It is not standard, but an extra coat of WOCA oil can be applied and machine buffed with a patina disc to create a shinier surface.

Is it slip resistant?

Yes, and also fire and mold resistant.

Does it require sound insulation?

Concreate has superior sound impact absorption when installed with Concreate adhesive, which contains cushioning rubber granules. This means that sound is not reflected into a room causing an excessive echo. When installed on a first floor or in an apartment where extra sound insulation is required, Concreate can be fully bonded to a high-density rubber underlay which gives an overall impact sound reduction of <18db.

Is Concreate guaranteed?

Concreate is covered by a 35 year residential and a 5 year commercial warranty.

Can Concreate be installed on a wall?

Concreate wall panels measure 47¼” x 23⅝” x ⅛” and are very lightweight. They can easily be cut with a sharp blade and can be installed with Concreate Wall Adhesive on any flat surface.

Fire Rating

Concreate wall panels are Class A fire rating

The floor planks have an international designation of Class Bfl-s1. International method of testing varies and the comparison is not always 1:1 to the US ratings but architects may refer to this report for determination
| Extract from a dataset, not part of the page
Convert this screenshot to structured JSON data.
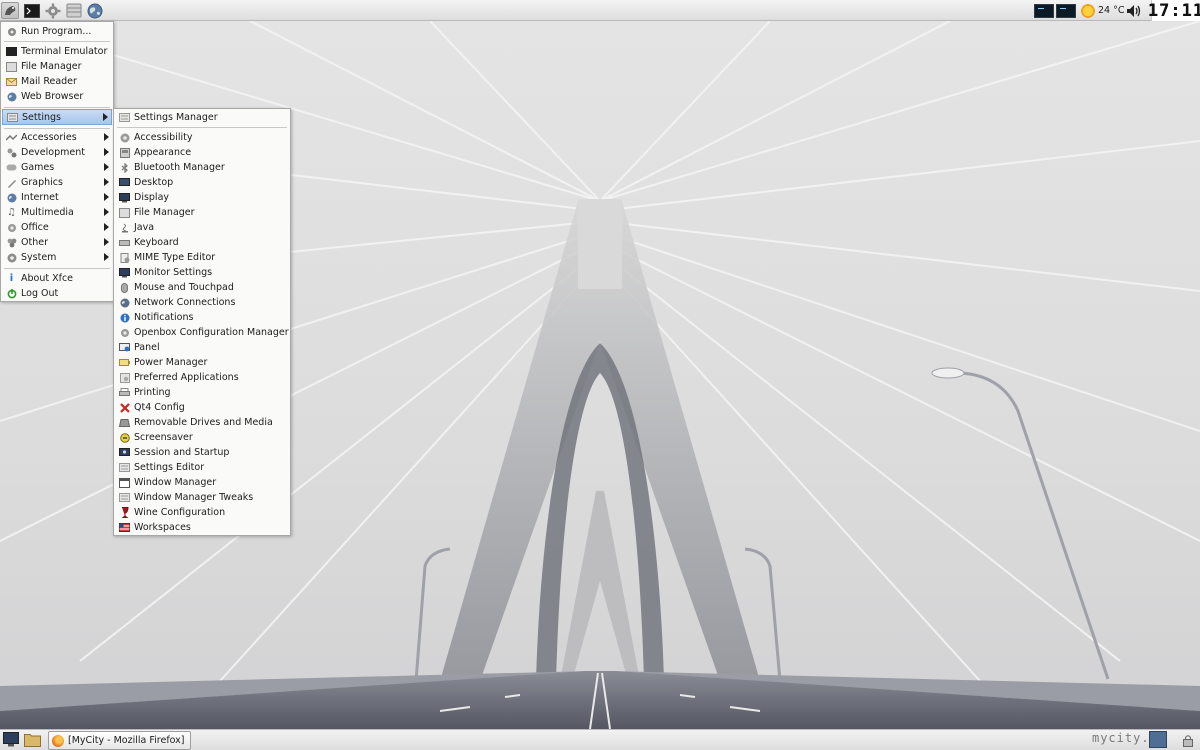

Concreate Wood is rated B-s1 , t1

Slip Resistance

The following tests related to Slip Resistance and specifiers may determine whether the results meet their requirements.

1. Standards Australia Test Method AS 4663-2013, (similar to ASTM E 303)
2. ANSI A137.1-2012 Section 9.6.1 (Wet Dynamic Coefficient of Friction – DCOF)
3. DIN 51130:2014 Ramp Test
4. Thermal Conductivity Test

Slip Resistance Documentation
Thermal Conductivity [PDF]


Our planks are strong! When properly installed – i.e. fully bonded on a solid subfloor – the planks can withhold the weight of a 6,000 lb forklift!


Our planks can take significantly more flex than any ceramic or porcelain tile!

Sound Insulation

The floor planks have a sound rating of XXX and planks may be installed over sound isolation mats or cork underlayments. The sound rating of wall panels are comparable to drywall.

Got a Raised Floor?

Our flooring must be fully bonded. That said, as long as there is some sort of subfloor and there is attention to the leveling requirements, it’s totally doable. There needs to be something for the adhesive to adhere to and the raised floor system needs to be structurally sound.

Check out the NGTI installation in Amsterdam. The Concreate flooring was laid over an entire raised floor system. All of the electrical runs underneath the floor with a series of access panels built into the design.

NGTI Video
NGTI Gallery

Does the drywall need to be primed?

If it is new or has a lot of paint work, no priming required. Adhesion to an already painted wall though is subject to the type of adhesive used and the type of paint on the wall. It is better to work with a clean none treated wall, gypsum board or plywood when possible.

Installation over an Epoxy Floor?

Doable! Here are some recommendations:
1. Adhesive used for this job must be tested for good adhesion to the epoxy or tile
2. If the adhesion is poor, polishing with 50 grit grinder may be considered to improve adhesion
3. Any loose epoxy or tile must be removed and the right primer should be applied on bald spots

My wall panels are not installing flush.
If this happens, it is likely a sub-wall issue. Our products are manufactured within a specific tolerance and it is most likely that sub-wall is uneven. For a completely flush installation, you could have it installed like tile using thinnest, a job that needs to be performed by a tile installer opposed to a millworker. Another possible solution is to push the panels in using a nail gun and cover the holes with grout.